But however much Liza wants to keep Corey, she has to face the fact that in 1942, nobody was going to let an unmarried woman with lots of debt adopt a baby.  Since she figures it would be easier to find a husband than it would be to get her finances in order, she starts looking for someone willing to marry for platonic reasons.  A solution comes one night when little Corey gets a rash from his silk pajamas and she calls Dr. McBain.  At first, he’s unamused by Liza’s cluelessness about how to care for a baby, but can’t help but be touched by how much she clearly loves that baby.  Liza starts talking to Dr. McBain and finds out that he’d rather be in the research side of medicine, but doesn’t have the money to do it.  She talks him into marrying her so she can adopt Corey and she can let him use part of her apartment to do his research in.

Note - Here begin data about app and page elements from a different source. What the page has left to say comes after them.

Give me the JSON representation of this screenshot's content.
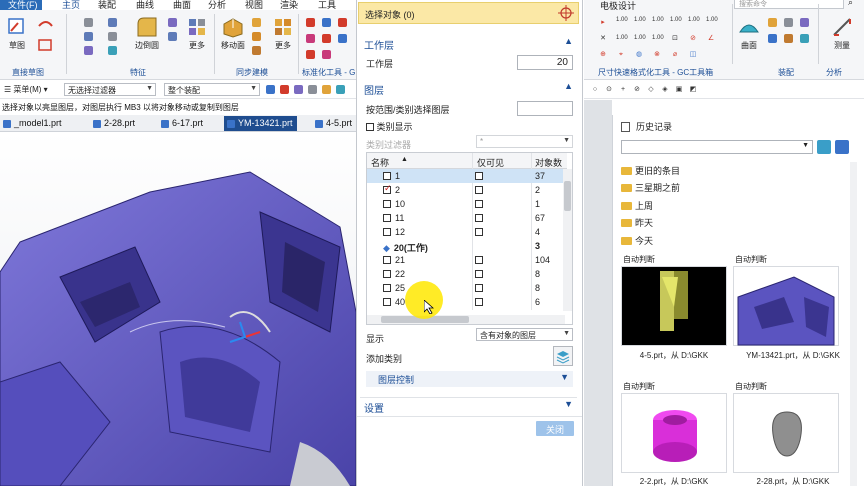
{
  "ribbon": {
    "tabs": [
      {
        "label": "文件(F)"
      },
      {
        "label": "主页"
      },
      {
        "label": "装配"
      },
      {
        "label": "曲线"
      },
      {
        "label": "曲面"
      },
      {
        "label": "分析"
      },
      {
        "label": "视图"
      },
      {
        "label": "渲染"
      },
      {
        "label": "工具"
      }
    ],
    "buttons": {
      "sketch": "草图",
      "edge_blend": "边倒圆",
      "more1": "更多",
      "move_face": "移动面",
      "more2": "更多"
    },
    "groups": {
      "direct_sketch": "直接草图",
      "feature": "特征",
      "sync_modeling": "同步建模",
      "standardize": "标准化工具 - G"
    }
  },
  "toolbar2": {
    "menu": "菜单(M)",
    "filter": "无选择过滤器",
    "assembly": "整个装配"
  },
  "status_text": "选择对象以亮显图层，对图层执行 MB3 以将对象移动或复制到图层",
  "file_tabs": [
    {
      "label": "_model1.prt"
    },
    {
      "label": "2-28.prt"
    },
    {
      "label": "6-17.prt"
    },
    {
      "label": "YM-13421.prt"
    },
    {
      "label": "4-5.prt"
    }
  ],
  "dialog": {
    "select_objects": "选择对象 (0)",
    "work_layer_section": "工作层",
    "work_layer_label": "工作层",
    "work_layer_value": "20",
    "layers_section": "图层",
    "select_by_range": "按范围/类别选择图层",
    "category_display": "类别显示",
    "category_filter": "类别过滤器",
    "category_filter_value": "*",
    "columns": {
      "name": "名称",
      "visible_only": "仅可见",
      "object_count": "对象数"
    },
    "layers": [
      {
        "name": "1",
        "checked": false,
        "visible_only": false,
        "count": "37"
      },
      {
        "name": "2",
        "checked": true,
        "visible_only": false,
        "count": "2"
      },
      {
        "name": "10",
        "checked": false,
        "visible_only": false,
        "count": "1"
      },
      {
        "name": "11",
        "checked": false,
        "visible_only": false,
        "count": "67"
      },
      {
        "name": "12",
        "checked": false,
        "visible_only": false,
        "count": "4"
      },
      {
        "name": "20(工作)",
        "checked": false,
        "visible_only": false,
        "count": "3"
      },
      {
        "name": "21",
        "checked": false,
        "visible_only": false,
        "count": "104"
      },
      {
        "name": "22",
        "checked": false,
        "visible_only": false,
        "count": "8"
      },
      {
        "name": "25",
        "checked": false,
        "visible_only": false,
        "count": "8"
      },
      {
        "name": "40",
        "checked": false,
        "visible_only": false,
        "count": "6"
      }
    ],
    "display_label": "显示",
    "display_value": "含有对象的图层",
    "add_category": "添加类别",
    "layer_control": "图层控制",
    "settings": "设置",
    "apply": "关闭"
  },
  "right_ribbon": {
    "tab": "电极设计",
    "search_placeholder": "搜索命令",
    "surface": "曲面",
    "measure": "测量",
    "dim_tool_group": "尺寸快速格式化工具 - GC工具箱",
    "assembly_group": "装配",
    "analysis_group": "分析"
  },
  "history": {
    "title": "历史记录",
    "folders": [
      "更旧的条目",
      "三星期之前",
      "上周",
      "昨天",
      "今天"
    ],
    "thumbs": [
      {
        "group": "自动判断",
        "caption": "4-5.prt，从 D:\\GKK"
      },
      {
        "group": "自动判断",
        "caption": "YM-13421.prt，从 D:\\GKK"
      },
      {
        "group": "自动判断",
        "caption": "2-2.prt，从 D:\\GKK"
      },
      {
        "group": "自动判断",
        "caption": "2-28.prt，从 D:\\GKK"
      }
    ]
  },
  "colors": {
    "accent_blue": "#1c4e96",
    "select_bar": "#fbe8a6",
    "model_purple": "#6b63c9",
    "apply_button": "#9ec3ea"
  }
}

Even though this was intended to be a marriage of convenience, deeper feelings quickly develop and Liza gets jealous when she and Dr. McBain run into his first wife Frances (Arline Judge) and Dr. McBain gets jealous of the leading man in Liza’s show.  All seems to be going well in their marriage, though, and Dr. McBain comes to the rescue one night when two people and their lawyer show up claiming to be Corey’s parents.  They either wanted the baby or $25,000, but they didn’t count on trying to extort money from someone who could easily do a blood test to disprove parentage on the spot.  They go out the next night to celebrate their victory over scammers, but also to celebrate Dr. McBain being granted a $5,000 research grant.  The two of them have a wonderful night and a lot of true feelings are revealed.

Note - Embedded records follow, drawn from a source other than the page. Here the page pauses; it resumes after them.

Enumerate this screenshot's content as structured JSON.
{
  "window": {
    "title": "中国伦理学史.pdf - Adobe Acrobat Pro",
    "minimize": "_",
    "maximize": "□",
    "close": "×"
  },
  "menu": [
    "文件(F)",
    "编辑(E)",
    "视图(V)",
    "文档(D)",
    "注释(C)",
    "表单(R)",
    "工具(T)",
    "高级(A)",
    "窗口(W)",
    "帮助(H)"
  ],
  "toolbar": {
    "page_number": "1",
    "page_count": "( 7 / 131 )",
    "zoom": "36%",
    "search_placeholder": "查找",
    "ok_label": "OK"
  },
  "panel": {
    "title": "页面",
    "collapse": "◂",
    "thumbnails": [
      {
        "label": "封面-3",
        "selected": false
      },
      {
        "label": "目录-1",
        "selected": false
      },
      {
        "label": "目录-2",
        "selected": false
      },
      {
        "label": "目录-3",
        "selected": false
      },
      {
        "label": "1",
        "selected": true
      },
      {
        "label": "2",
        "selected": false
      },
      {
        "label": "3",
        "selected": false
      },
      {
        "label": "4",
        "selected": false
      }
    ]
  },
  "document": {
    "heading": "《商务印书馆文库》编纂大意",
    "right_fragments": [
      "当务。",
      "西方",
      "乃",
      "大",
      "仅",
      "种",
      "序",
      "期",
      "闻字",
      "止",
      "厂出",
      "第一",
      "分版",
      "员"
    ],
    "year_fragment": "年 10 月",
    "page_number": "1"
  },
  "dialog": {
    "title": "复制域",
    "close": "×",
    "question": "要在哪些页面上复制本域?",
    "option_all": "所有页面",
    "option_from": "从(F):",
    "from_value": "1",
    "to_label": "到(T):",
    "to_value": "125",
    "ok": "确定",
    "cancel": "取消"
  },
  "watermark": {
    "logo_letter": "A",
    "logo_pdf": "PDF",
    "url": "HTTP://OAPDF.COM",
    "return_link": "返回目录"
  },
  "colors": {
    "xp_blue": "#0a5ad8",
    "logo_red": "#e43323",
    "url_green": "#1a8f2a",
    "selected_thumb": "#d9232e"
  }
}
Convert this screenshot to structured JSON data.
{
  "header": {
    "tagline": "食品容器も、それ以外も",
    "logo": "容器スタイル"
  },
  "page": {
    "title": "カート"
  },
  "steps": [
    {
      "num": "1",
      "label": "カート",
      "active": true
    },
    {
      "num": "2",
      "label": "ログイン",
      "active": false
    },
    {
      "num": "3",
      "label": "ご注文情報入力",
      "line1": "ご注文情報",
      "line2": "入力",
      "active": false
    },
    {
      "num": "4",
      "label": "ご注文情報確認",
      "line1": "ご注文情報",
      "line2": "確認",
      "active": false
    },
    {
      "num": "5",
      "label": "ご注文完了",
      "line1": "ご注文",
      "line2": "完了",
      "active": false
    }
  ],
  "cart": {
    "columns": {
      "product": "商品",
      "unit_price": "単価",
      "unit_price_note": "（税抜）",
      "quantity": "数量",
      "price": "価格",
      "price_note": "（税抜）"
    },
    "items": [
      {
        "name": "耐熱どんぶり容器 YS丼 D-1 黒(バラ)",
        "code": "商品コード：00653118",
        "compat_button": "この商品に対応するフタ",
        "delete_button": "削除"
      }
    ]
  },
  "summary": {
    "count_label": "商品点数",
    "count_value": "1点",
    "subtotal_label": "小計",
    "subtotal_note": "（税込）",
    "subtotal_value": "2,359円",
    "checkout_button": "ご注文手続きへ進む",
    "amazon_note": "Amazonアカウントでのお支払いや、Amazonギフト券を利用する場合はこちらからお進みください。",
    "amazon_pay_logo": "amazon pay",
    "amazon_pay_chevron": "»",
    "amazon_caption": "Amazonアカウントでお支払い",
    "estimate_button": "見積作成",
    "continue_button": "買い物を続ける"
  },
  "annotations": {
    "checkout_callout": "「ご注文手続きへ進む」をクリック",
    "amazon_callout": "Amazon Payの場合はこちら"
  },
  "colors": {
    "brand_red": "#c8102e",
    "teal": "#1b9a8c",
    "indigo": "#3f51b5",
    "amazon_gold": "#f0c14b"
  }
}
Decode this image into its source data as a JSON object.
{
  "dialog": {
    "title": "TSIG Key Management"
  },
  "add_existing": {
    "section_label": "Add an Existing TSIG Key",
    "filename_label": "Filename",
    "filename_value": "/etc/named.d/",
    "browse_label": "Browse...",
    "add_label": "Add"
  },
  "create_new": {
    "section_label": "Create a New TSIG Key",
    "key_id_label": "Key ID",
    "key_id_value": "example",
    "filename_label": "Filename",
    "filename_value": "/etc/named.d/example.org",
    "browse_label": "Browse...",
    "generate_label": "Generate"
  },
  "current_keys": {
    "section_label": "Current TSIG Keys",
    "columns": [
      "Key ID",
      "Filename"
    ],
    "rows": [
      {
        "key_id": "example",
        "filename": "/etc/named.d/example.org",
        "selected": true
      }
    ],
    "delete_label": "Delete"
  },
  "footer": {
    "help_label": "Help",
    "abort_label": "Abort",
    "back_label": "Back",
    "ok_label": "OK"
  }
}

But by the next morning, word of Dr. McBain’s grant has hit the newspapers and his ex-wife Frances shows up wanting a piece of it.  Liza is furious when she goes to bring him breakfast and finds Frances in their bedroom.  She locks Dr. McBain in his part of the apartment while she cancels her show and gets ready to take it to Boston immediately.  She won’t even let him come examine Corey when he isn’t feeling well.  Liza has another doctor examine Corey and is told that he only has a cold, so she goes on ahead with her plan to go to Boston.  But once she gets there, it becomes clear that Corey actually is very ill and needs surgery.  The only person she trusts to do the operation is Dr. McBain, so she flies him out to Boston.  When he arrives, she begs for forgiveness and even though he has reservations about operating on Corey, Liza promises to love him no matter what.  Dr. McBain gets to work on Corey and Liza anxiously awaits the results.  When it’s time for Liza to get to the theater for her show, Dr. McBain encourages her to go ahead and do her show.  She can barely keep her mind on the show, but by the time the show is over, Dr. McBain is waiting for her with good news about Corey.

It seems like people either like The Lady is Willing or hate it and I happen to be in the camp that likes it.  This is a rather unusual movie for Marlene Dietrich since she didn’t really do much comedy during her career.  Marlene Dietrich was never going to be another Carole Lombard or Myrna Loy, but The Lady is Willing happens to be the right type of comedy for her style.  I got a kick out of her clueless but well-intended character and it’s fun to see her play with the baby and poke a little fun at her glamorous image.  Watching Fred MacMurray try to see around Dietrich’s extravagant hats definitely made me smile.  Fred MacMurray was pretty charming as well, but I wasn’t feeling much chemistry between him and Dietrich.  I thought the baby and Aline MacMahon had better chemistry with Dietrich than Fred did.  As for the story, it’s pretty fluffy and nonsensical, but at least it’s fun nonsense.  I got a lot of laughs out of it and it’s a refreshing change of pace from the usual Marlene Dietrich fare.

What’s on TCM: August 2011


It’s that time of year again!  Let Summer Under the Stars commence!  I love this year’s line-up.  Even though there are plenty of the usual SUTS suspects like Bette Davis, Cary Grant, and Jimmy Stewart, more than half of this year’s stars have never been part of SUTS before.  And many of those who have been featured before, haven’t been featured in quite a few years.  Let’s take a look at the full list of stars:

(more…)